That’s about as far as I can take you down memory lane, because I have no recollection of seeing Gremlins in the theater. Today however, is a completely different story. Writing this article will most likely keep me from forgetting again: I HATE GREMLINS.
Gremlins was written by (now) famed director Chris Columbus, produced by famed director Steven Spielberg, and directed by famed director Joe Dante. Columbus wrote it on spec, and it was originally a much darker script. Decapitation, gremlins eating people, and the transformation of Gizmo into Stripe were all thrown out and the “lighter” script went into production. (The film actually was rushed out during the summer of ’84 to compete with Spielberg’s own Indiana Jones and the Temple of Doom, and released the same weekend as Ghostbusters.)
Anyway- back to why I want to take a flamethrower to Kingston Falls. It’s the scene where Corey Feldman spills water on Gizmo (breaking rule number 2: Don’t get him wet). Sweet little Gizmo starts screaming and writhing in pain and pieces of him start bubbling and popping off. Nobody attempts to help him; they just watch the new fur balls popping off as Gizmo lies wailing in a puddle in anguish. At the end of the ordeal, he’s crying, nose running, trying to catch his breath, and Billy Peltzer (who should never own a pet again) asks him what’s wrong. “What’s wrong? WHAT’S WRONG!? How about I just lost 20% of my body mass in the most excruciating experience of my life BECAUSE YOU’RE A FUCKING MORON!!??”
Were it not for that scene (which is exacerbated by the biology teacher’s duplicitous behavior towards the mogwai spawn Billy cheerfully offers up for experimentation,) maybe I could enjoy the rest of the movie in a Ghoulies-like fashion, but I’m already furious, so I take every bit of food processing, microwaving, stabbing and incineration of the villainous gremlins as a personal affront. I can’t detach myself from the moral outrage, so the special effects are lost on me. I do notice how poorly developed all the human characters are- Phoebe Cates serves absolutely no purpose in this movie- but not even the clips from my all-time favorite Invasion of the Body Snatchers can sweeten my sour disposition.

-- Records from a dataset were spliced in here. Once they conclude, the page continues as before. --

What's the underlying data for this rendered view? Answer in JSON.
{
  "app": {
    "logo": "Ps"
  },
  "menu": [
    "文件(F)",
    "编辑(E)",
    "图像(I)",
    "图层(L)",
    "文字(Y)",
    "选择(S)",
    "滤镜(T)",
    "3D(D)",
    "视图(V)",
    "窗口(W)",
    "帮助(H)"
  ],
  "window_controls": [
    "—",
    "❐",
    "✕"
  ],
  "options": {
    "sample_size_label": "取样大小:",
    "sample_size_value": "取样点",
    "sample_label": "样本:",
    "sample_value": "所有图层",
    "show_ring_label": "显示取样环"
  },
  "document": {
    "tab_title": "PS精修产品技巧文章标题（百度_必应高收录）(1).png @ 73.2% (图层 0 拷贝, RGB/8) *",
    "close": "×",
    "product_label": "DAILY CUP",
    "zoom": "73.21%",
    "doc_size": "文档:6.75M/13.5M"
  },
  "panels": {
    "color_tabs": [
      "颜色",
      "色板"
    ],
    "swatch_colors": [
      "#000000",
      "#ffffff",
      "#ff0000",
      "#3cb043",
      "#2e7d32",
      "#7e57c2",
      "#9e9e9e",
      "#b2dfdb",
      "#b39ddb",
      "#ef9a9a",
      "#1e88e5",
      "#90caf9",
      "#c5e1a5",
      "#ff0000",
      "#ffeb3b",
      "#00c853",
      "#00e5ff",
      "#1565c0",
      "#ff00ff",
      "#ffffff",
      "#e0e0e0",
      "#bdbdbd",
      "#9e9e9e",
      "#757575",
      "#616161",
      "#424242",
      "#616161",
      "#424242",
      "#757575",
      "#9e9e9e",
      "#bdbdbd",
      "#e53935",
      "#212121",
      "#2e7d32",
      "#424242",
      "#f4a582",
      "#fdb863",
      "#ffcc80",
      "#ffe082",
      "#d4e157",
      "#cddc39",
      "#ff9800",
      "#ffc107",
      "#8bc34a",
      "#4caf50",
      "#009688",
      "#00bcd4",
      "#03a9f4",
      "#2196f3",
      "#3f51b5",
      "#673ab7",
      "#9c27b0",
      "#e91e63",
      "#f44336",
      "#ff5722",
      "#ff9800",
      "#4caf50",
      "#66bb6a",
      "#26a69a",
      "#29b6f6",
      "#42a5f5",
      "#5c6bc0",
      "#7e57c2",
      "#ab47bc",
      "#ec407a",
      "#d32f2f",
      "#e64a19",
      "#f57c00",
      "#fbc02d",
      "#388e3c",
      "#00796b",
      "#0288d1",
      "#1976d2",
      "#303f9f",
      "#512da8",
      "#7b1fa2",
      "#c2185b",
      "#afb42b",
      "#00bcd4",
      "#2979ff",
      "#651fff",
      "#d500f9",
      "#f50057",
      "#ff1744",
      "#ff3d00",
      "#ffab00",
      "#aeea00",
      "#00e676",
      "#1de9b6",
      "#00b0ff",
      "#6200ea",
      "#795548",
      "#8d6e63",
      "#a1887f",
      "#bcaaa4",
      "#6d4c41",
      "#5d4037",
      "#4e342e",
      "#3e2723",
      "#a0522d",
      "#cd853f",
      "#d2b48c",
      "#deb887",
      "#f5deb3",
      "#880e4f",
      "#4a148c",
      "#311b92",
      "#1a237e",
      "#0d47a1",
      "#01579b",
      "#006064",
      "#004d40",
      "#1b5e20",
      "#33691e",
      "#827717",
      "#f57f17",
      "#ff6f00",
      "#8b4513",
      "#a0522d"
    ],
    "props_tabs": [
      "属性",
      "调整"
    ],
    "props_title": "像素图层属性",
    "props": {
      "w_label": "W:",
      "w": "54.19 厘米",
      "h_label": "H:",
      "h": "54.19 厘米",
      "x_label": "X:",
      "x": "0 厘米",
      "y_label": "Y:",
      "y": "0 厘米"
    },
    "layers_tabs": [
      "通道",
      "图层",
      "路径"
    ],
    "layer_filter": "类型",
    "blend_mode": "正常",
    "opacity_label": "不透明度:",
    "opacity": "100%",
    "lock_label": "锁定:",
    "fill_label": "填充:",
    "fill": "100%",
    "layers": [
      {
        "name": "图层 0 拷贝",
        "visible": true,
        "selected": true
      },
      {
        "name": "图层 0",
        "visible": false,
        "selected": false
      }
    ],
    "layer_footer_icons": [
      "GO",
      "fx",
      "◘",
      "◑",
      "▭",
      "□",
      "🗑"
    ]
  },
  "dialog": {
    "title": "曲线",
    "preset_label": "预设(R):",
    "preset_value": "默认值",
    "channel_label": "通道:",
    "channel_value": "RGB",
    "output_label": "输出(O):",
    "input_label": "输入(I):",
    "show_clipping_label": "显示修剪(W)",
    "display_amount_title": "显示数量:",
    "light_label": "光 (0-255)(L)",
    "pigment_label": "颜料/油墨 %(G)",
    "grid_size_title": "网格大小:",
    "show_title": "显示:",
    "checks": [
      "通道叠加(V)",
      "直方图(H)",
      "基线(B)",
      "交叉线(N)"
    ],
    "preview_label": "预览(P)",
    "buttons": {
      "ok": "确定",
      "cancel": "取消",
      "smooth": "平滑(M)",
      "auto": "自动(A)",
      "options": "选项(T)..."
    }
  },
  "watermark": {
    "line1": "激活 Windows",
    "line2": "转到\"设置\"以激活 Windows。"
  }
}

I’m sure you’re all quite entertained by my fury over what amounts to puppet torture resulting in a proliferation of tribbles, but knowing I was manipulated by the Hollywood machine at such a young age leaves me feeling betrayed. This isn’t the fantasy-enveloped gateway horror that is The Wizard of Oz. It isn’t the almost-but-not-quite-too-far sinister tones of The Dark Crystal. This is a movie designed to tantalize children that shows creatures marketed as toys drinking, smoking, playing with guns and murdering people- and the whole thing is predicated on animal abuse. Even with my moral flexibility, I can’t rationalize it. It’s no wonder this movie was a talking point when the MPAA created the PG-13 rating. Enjoy it if you can, but I say there’s a special place for Steven Spielberg in Mogwai Hell.